| Data records for software interfaces |
=== Section Start ===

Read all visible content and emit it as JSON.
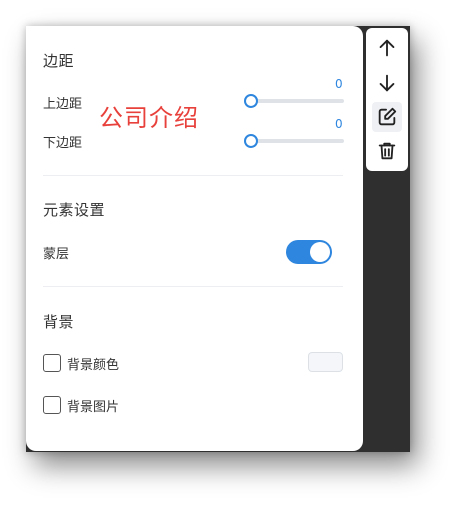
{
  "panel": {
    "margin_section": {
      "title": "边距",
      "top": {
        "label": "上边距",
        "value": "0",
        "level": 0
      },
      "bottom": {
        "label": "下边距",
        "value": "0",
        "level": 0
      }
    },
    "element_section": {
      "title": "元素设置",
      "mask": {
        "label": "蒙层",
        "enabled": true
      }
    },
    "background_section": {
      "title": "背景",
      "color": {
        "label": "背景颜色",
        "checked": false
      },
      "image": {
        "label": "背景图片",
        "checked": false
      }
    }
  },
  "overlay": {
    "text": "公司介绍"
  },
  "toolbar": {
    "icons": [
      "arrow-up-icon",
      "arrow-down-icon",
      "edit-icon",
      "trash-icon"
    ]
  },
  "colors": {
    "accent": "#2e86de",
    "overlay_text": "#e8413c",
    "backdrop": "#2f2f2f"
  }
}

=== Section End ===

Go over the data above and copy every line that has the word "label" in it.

        "label": "上边距",
        "label": "下边距",
        "label": "蒙层",
        "label": "背景颜色",
        "label": "背景图片",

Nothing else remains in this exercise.